Tent: When constructed, this tent is large enough for two dolls. It has two windows that roll open or velcro close, and a double door that also opens. The colors coordinate well and are just nice and bright. The material quality is high, as usual.
Chair: Cute! The chair unfolds with a snap. What else is there to say?
The Bad: Tent: The six tent poles are not connected to one another and only pressure keeps them together. This makes the tent somewhat tricky to assemble. I can see a young child (say, around seven or eight) having issues and needing a parent's help.
Chair: If you don't center the doll right, the chair can fold in on itself - whoops!
Overall, I think this is a great project. However, from what I've seen, the OG tents are almost as good! Unless you're a completist, I wouldn't break my neck getting this retired on E-Bay when you can get a similar one for $15 dollars with a sleeping bag from target.
Last Edit: Feb 26, 2008 10:20:25 GMT -5 by Cheekadee
~Global Moderator formerly known as Only1Genevieve ~
Post by green chile supergirl on Sept 22, 2008 18:41:14 GMT -5
I've been meaning to write this review for a long, long time. Better late than never, right?
This was one of the items I've wanted as long as I've known about it. It came out when I was in college, but I remember looking at the catalogue and thinking how awesome the whole camping theme was.
So, on with the review:
One assembles the tent pretty much exactly like a human-sized tent. Though humans had largely moved on to external frame tents w/ clips, this one still uses the sleeve style. You take the six sticks, stick them together into to 2 longer sticks, slide them through the sleeves, and stick the ends in the little black dealie guys on the bottom corners of the tent proper.
Now, I bought my tent on eBay, so only two of the tent poles were still intact. You can see the intact poles on the left side of the tent- where the poles are gracefully curved instead of strangely jointed. It doesn't look like it would be that difficult not to break the poles, but if you're not familiar w/ pitching tents, I can see how it might be difficult- particularly because the plastic joint sections are not reinforced. I sat down and went at the poles with packing tape. This works, but is a bit unsightly. Also, it's not very practical to tape and untape a three foot section of plastic tubing, so I'm going to store them taped together with Kaya's teepee.
Two sides, opposite each other, have round entry holes. You can roll up the little "doors" and use the little bungie guys to keep them up. Not very accurate, but I think this makes a lot of sense. In a real tent, you'd want mesh over all the openings to prevent bugs from getting in, but this is a toy. Plus? It looks really cute when my cats sit in the tent with their heads poking out the holes.
This is what the round doors look like with the "doors" pulled down. They can velcro into place like this.
The third side of the tent is not an accurate replica of human tents, but it is *perfect* for playing with one's dolls. This side zips open down the middle into two panels, which can then be rolled off to the side and secured with more of the bungee guys. The black things on the lower edge are velcro- for velcroing this side of the tent shut. This is a definitely improvement over the Our Generation tents, which don't have sides allowing so much access. Great feature! (The non-broken pole is on the right in this picture, if you're keeping track.)
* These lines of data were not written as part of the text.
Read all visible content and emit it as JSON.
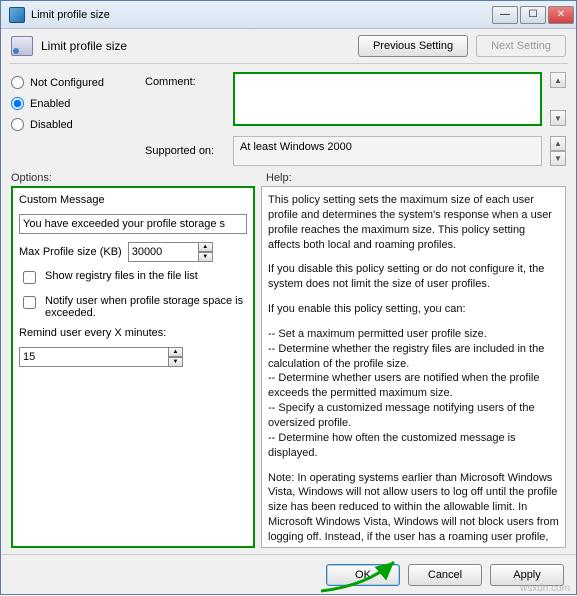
{
  "titlebar": {
    "title": "Limit profile size"
  },
  "header": {
    "title": "Limit profile size",
    "prev_btn": "Previous Setting",
    "next_btn": "Next Setting"
  },
  "radios": {
    "not_configured": "Not Configured",
    "enabled": "Enabled",
    "disabled": "Disabled"
  },
  "comment": {
    "label": "Comment:",
    "value": ""
  },
  "supported": {
    "label": "Supported on:",
    "value": "At least Windows 2000"
  },
  "labels": {
    "options": "Options:",
    "help": "Help:"
  },
  "options": {
    "custom_msg_label": "Custom Message",
    "custom_msg_value": "You have exceeded your profile storage s",
    "max_profile_label": "Max Profile size (KB)",
    "max_profile_value": "30000",
    "show_registry": "Show registry files in the file list",
    "notify_user": "Notify user when profile storage space is exceeded.",
    "remind_label": "Remind user every X minutes:",
    "remind_value": "15"
  },
  "help": {
    "p1": "This policy setting sets the maximum size of each user profile and determines the system's response when a user profile reaches the maximum size. This policy setting affects both local and roaming profiles.",
    "p2": "If you disable this policy setting or do not configure it, the system does not limit the size of user profiles.",
    "p3": "If you enable this policy setting, you can:",
    "b1": "-- Set a maximum permitted user profile size.",
    "b2": "-- Determine whether the registry files are included in the calculation of the profile size.",
    "b3": "-- Determine whether users are notified when the profile exceeds the permitted maximum size.",
    "b4": "-- Specify a customized message notifying users of the oversized profile.",
    "b5": "-- Determine how often the customized message is displayed.",
    "note": "Note: In operating systems earlier than Microsoft Windows Vista, Windows will not allow users to log off until the profile size has been reduced to within the allowable limit. In Microsoft Windows Vista, Windows will not block users from logging off. Instead, if the user has a roaming user profile, Windows will not synchronize the user's profile with the roaming profile server if the maximum profile size limit specified here is exceeded."
  },
  "footer": {
    "ok": "OK",
    "cancel": "Cancel",
    "apply": "Apply"
  },
  "watermark": "wsxdn.com"
}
This is the fourth and final side of the tent. I think the fabric is supposed to be smooth and not oddly wrinkled, but I believe this is a side effect of my broken, taped-up tent poles. You can see the purple ribbon that goes all the way around the tent. It's adorable- it has little insects on it that match the Camping Outfit shoes.
This is the tent at an angle. The side directly facing the photo is the non-broken side.
And here's the interior. It's actually very roomy! One thing that is cool is the floor- like the rest of the tent, it's made of real tent material. The floor even has two sides, a right and wrong side, to keep out water- just like on a real tent! Awesome!
So, I give this tent at B-. I believe I've mentioned all the pluses already- the accessible doors and open side, the cute ribbon trim, the adorable bungee guys, and the accurate materials. I've docked the grade because the tent poles do seem easily broken because they are not reinforced. Almost all the tents I see on eBay have broken poles.
Additionally, it doesn't have a rainfly. This is probably nitpicky, but as a lifelong camper, I would really appreciate the dolls having a rain fly. It protects the actual tent from sun as well as rain. It wouldn't have been that hard to add little jump rings to each corner and stitch up a square piece of fabric for the fly.
So, overally, cute, and easy to store, because it rolls up into a nice, tidy little packet. However, w/ the broken poles, I have to keep them stored in their taped form, so that's kind of a pain.